Thinking about the possibility that our lives are entirely meaningless is pretty crazy. It’s not only possible that there is no inherent meaning to human existence, but it’s generally agreed upon. This phenomenon is described by Albert Camus as “the absurd”, the human tendency to seek meaning and our inability to definitively find any. So the question emerges, what should we do in response to our inability to conclusively find any purpose to our lives?
*The following slides are taken from a presentation I gave in winter 2018 about purpose*
OPTION 1: Accept an A Priori Purpose
- We can put our faith in an idea of purpose purported by a religion, culture, or figurehead
- These are vastly different ideas of purpose but all share the notion that purpose precedes our existence; that we enter the world with a purpose that should attempt to fulfill
- However, the problem here is that you could be wrong and spend your life living out a purpose that never really excited you and ultimately didn’t matter at all
- For example, if you were born to a preacher who told you the purpose of your life was to help save souls but you really wanted to be a great pastry chef and couldn’t do that on the account of having to save souls, you might be a little bit disappointed if you realized later on that saving souls wasn’t life’s true purpose…
OPTION 2: Accept an A Posteriori Purpose
- Alternatively, we can go the existentialist route and claim that we can pick our own purpose.
- You could still be wrong, but at least you did what you wanted with your life
- However, you will be eternally uncertain and may choose a problematic purpose. Maybe the purpose of life is actually to ‘save souls’ and instead you wasted your opportunity to do so cooking pastries. You might end up feeling pretty bad about that.
Regardless of whether you choose an a priori or a posteriori purpose to your life, I am of the opinion that choosing one is imperative. Without purpose to our lives, what’s gonna stop us from saying fuck it all and offing ourselves? There are plenty of purposes out there so get searching for yours today.
TWO CATEGORIES OF PURPOSE:
Earlier in this post, I distinguished between a priori purpose and a posteriori purpose. The former claims that purpose precedes existence while the latter claims that existence precedes purpose. However, I have since begun thinking about a more practical distinction that exists between notions of purpose that comes from asking the following question: do we enjoy life or does life enjoy us? Believers in the former might adopt an Aristotelian viewpoint and claim that the only thing we should be doing is seeking maximum happiness. Within this category, the means by which we attain happiness is less important than the fact that life exists to be enjoyed. When we die, the quality of our lives will be measured in terms of how much we enjoyed ourselves rather than what we did.
On the other hand exists the possibility that the accomplishment of one’s life mission is more important than personal happiness.
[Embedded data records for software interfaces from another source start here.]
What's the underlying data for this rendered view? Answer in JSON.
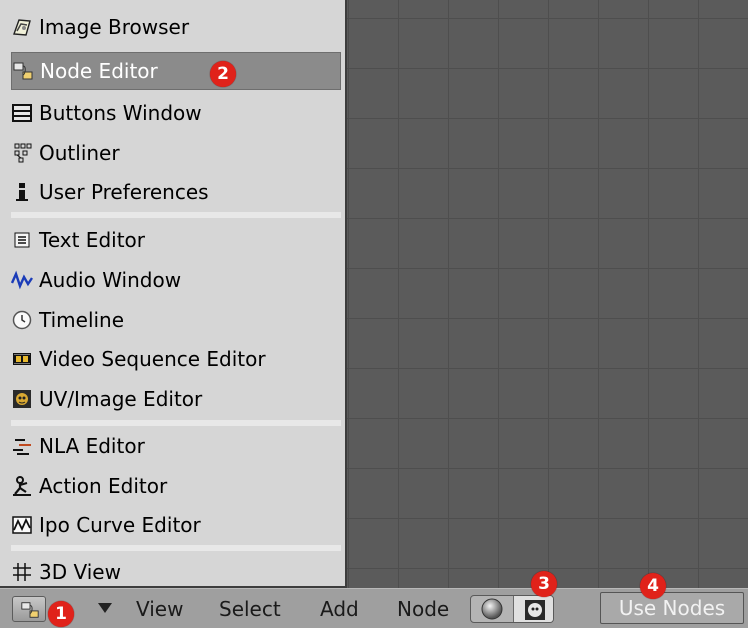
{
  "menu": {
    "items": [
      {
        "label": "Image Browser",
        "icon": "image-browser-icon"
      },
      {
        "label": "Node Editor",
        "icon": "node-editor-icon",
        "selected": true
      },
      {
        "label": "Buttons Window",
        "icon": "buttons-window-icon"
      },
      {
        "label": "Outliner",
        "icon": "outliner-icon"
      },
      {
        "label": "User Preferences",
        "icon": "user-preferences-icon"
      },
      {
        "label": "Text Editor",
        "icon": "text-editor-icon"
      },
      {
        "label": "Audio Window",
        "icon": "audio-window-icon"
      },
      {
        "label": "Timeline",
        "icon": "timeline-icon"
      },
      {
        "label": "Video Sequence Editor",
        "icon": "video-sequence-icon"
      },
      {
        "label": "UV/Image Editor",
        "icon": "uv-image-editor-icon"
      },
      {
        "label": "NLA Editor",
        "icon": "nla-editor-icon"
      },
      {
        "label": "Action Editor",
        "icon": "action-editor-icon"
      },
      {
        "label": "Ipo Curve Editor",
        "icon": "ipo-curve-editor-icon"
      },
      {
        "label": "3D View",
        "icon": "3d-view-icon"
      }
    ]
  },
  "header": {
    "view": "View",
    "select": "Select",
    "add": "Add",
    "node": "Node",
    "use_nodes": "Use Nodes"
  },
  "badges": {
    "b1": "1",
    "b2": "2",
    "b3": "3",
    "b4": "4"
  },
  "colors": {
    "badge": "#e0221a",
    "selected_row": "#8b8b8b",
    "canvas": "#5b5b5b"
  }
}
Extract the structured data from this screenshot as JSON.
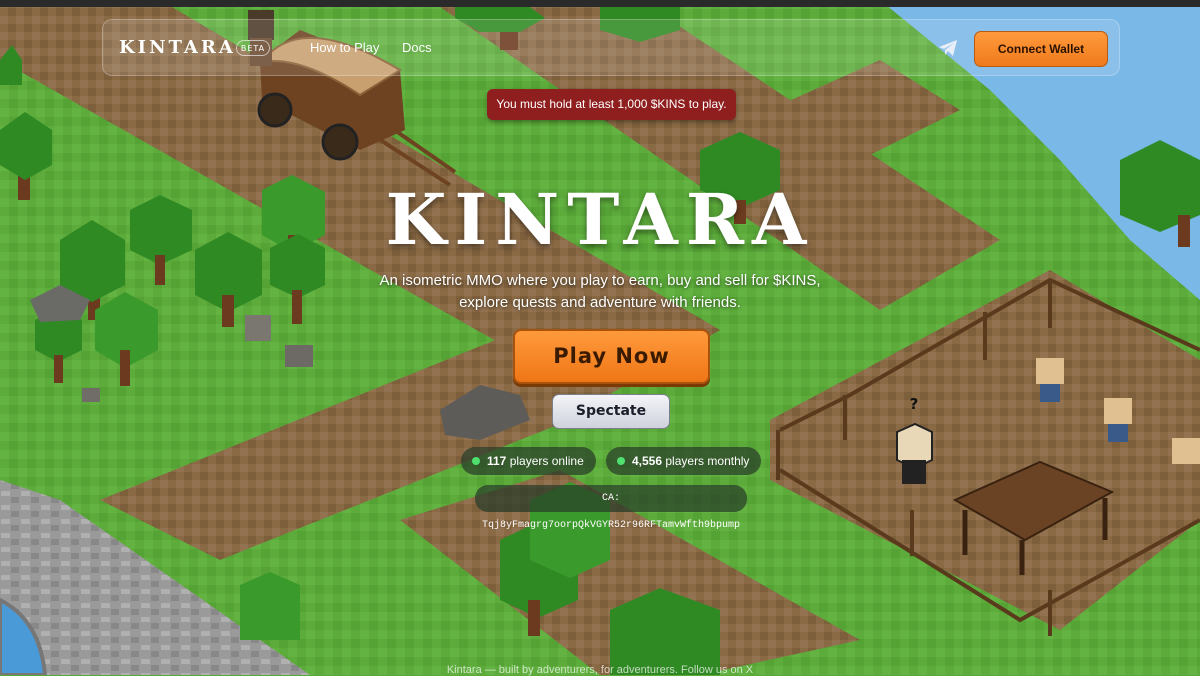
{
  "nav": {
    "logo": "KINTARA",
    "badge": "BETA",
    "links": [
      "How to Play",
      "Docs"
    ],
    "connect_label": "Connect Wallet"
  },
  "alert": {
    "text": "You must hold at least 1,000 $KINS to play."
  },
  "hero": {
    "title": "KINTARA",
    "tagline_line1": "An isometric MMO where you play to earn, buy and sell for $KINS,",
    "tagline_line2": "explore quests and adventure with friends.",
    "play_label": "Play Now",
    "spectate_label": "Spectate"
  },
  "stats": {
    "online_count": "117",
    "online_label": "players online",
    "monthly_count": "4,556",
    "monthly_label": "players monthly"
  },
  "contract": {
    "text": "CA: Tqj8yFmagrg7oorpQkVGYR52r96RFTamvWfth9bpump"
  },
  "footer": {
    "text": "Kintara — built by adventurers, for adventurers. Follow us on X"
  },
  "npc": {
    "marker": "?"
  },
  "colors": {
    "grass": "#5aa83a",
    "dirt": "#8a6a45",
    "water": "#7ab8e8",
    "accent": "#f0821f",
    "alert": "#8f1e1e"
  }
}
At the end of our lives, the quality of our “life portfolio” is more important than how happy we were. This is an approach to life that many people adopt. Whether or not a certain path brings about more happiness is less important than how revolutionary, interesting, or productive that life was.
While both viewpoints possess a degree of logical validity as answers to a question that is likely unanswerable, I believe the best answer likely lies somewhere in the middle. Solely seeking to enjoy life runs into the practical problem of the unsustainability of short-term happiness while seeking to accomplish something (unless you’re 100% sure that your life purpose is x) likely only matters because it may bring about happiness. For this reason, I would argue for attempting to strike a balance between seeking happiness and personal fulfillment.
Thesis: assuming that humanity has free will necessarily validates the notion that ‘existence precedes essence.’ By this I mean that we can decide our life’s purpose. At the end of our lives, our purpose was the summation of our actions, which were chosen freely. The argument goes like this:
- Humans have free will (debatable but let’s assume it’s true for the purpose of this argument)
- Our ‘purpose’ will end up being what we did with our lives, our actions, the impact that we had on the world (also debatable)
- Our actions are our own choice, therefore:
C: Our purpose is not pre-determined, it is chosen by us.
This is a valid argument and it is also sound assuming the truthfulness of some of its highly controversial premises. The soundness of this argument would imply the somewhat existential view that we can choose our life’s purpose; that we should not search for our life’s purpose but rather should start doing what we seek to accomplish with our lives. “Soul-searching” shouldn’t involve searching for some ultimate purpose, but rather for one’s strengths in order to optimize the impact one is able to have with their actions. In many ways, one could interpret this hypothesis as claiming that meaning-making makes living meaningful.